The drawing is also in honour of travelling at home, on two fronts: the one where you do all the things at home you like to do travelling (for me, that is sketching in cafes and writing in restaurant windows, so that works out well); and the one where you plan trips to very-likely-Dartmoor-after-World-Fantasy-this-November. So please feel free to let me know if you know the identity of the mysterious “iconic figure in Australian land law” who is connected with Dartmoor. That person is not the reason for going to Dartmoor, but I received a flyer for the 2nd Annual UK Property Case Law Tour today, and now I need to know!
Also, I just finished a new book cover and set of internal illustrations for an amazing collection of stories for an author whose last publication from the same press was illustrated by one of my heroes of illustration and I’m just going to faint quietly off the back of the chair now.

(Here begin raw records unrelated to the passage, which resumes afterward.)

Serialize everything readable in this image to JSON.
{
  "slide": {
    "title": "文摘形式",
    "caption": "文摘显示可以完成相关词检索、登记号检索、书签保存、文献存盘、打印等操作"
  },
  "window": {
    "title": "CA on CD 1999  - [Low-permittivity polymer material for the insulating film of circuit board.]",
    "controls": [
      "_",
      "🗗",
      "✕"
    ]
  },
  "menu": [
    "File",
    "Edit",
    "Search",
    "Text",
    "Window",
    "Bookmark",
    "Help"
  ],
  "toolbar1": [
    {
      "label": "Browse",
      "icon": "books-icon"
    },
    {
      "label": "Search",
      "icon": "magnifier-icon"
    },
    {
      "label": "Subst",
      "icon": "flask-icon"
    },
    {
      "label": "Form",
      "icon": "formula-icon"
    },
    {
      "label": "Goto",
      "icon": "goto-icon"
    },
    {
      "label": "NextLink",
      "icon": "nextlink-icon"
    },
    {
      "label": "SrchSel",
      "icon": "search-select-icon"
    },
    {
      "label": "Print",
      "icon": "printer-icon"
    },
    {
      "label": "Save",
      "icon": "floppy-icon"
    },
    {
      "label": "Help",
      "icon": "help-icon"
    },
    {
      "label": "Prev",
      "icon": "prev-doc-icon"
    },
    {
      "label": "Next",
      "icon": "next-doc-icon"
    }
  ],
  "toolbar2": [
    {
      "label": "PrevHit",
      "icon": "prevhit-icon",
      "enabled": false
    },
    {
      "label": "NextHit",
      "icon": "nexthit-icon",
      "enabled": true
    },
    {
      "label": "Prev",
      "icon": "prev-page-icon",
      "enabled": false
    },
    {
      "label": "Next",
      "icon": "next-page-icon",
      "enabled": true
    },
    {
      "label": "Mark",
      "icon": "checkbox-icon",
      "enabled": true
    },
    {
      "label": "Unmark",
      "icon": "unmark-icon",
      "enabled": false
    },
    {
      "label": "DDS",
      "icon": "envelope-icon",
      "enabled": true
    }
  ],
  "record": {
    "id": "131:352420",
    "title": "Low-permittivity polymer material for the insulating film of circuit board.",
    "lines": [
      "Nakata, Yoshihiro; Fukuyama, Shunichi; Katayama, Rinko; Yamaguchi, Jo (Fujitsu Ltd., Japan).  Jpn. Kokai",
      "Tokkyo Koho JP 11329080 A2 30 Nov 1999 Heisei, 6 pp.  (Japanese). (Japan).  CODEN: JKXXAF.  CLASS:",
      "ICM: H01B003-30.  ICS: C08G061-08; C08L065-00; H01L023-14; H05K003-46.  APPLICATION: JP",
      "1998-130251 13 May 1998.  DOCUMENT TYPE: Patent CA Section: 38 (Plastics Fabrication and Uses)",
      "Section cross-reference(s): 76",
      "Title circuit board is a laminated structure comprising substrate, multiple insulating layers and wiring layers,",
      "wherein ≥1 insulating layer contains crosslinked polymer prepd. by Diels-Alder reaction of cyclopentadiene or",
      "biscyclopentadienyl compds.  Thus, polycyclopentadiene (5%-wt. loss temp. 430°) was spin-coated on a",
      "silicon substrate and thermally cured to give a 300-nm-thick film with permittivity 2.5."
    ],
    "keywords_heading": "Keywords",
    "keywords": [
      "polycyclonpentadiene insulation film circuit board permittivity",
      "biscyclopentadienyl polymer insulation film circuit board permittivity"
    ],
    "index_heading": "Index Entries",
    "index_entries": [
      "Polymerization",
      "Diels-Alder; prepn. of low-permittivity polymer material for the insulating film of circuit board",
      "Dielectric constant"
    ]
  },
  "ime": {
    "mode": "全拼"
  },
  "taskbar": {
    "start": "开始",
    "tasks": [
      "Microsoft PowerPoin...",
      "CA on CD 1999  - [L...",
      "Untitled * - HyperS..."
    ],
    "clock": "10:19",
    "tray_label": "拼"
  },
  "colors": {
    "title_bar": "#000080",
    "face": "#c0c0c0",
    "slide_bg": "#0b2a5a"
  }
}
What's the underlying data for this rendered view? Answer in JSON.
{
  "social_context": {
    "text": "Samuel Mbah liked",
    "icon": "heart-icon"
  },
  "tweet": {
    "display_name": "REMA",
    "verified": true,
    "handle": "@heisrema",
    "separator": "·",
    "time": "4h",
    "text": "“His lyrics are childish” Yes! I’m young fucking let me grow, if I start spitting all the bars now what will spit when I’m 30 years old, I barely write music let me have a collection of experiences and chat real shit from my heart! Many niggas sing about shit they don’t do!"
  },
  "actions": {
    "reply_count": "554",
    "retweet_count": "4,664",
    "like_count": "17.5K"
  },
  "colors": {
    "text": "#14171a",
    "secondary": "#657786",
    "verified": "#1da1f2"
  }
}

The novel as a whole (the words, the green and gold cover in which I bought it, Gianni’s wholehearted images) is a fascinating performance, utterly styled without being stylised. Chabon performs genres beautifully, like the best of Shyamalan. Not like a quick, accurate costume, but something like an old tableaux vivant, with all the details right and breathing poses held still for admiration and inspection or… something. They aren’t dead at all, or false – he does literary fiction, or science fiction, or noir or (as here) Rider Haggard adventure sincerely, lovingly and very delightedly aware of the story as story.
Now that I think about it, this is what bothered me about Pride and Prejudice and Zombies. Not that someone had the idea, at all – I love that Seth Grahame-Smith not only had the idea but did something about it. But P&P&Z felt to me, at the end, like an exercise in a title. It had the brain, but never quite got to the heart. Whereas, while Chabon’s big ideas might easily be presented as equally odd as any of Grahame-Smith’s essays in juxtaposition, I lose myself in the world of the story, in the whole book, the thing itself, and forget the author’s cleverness because of it.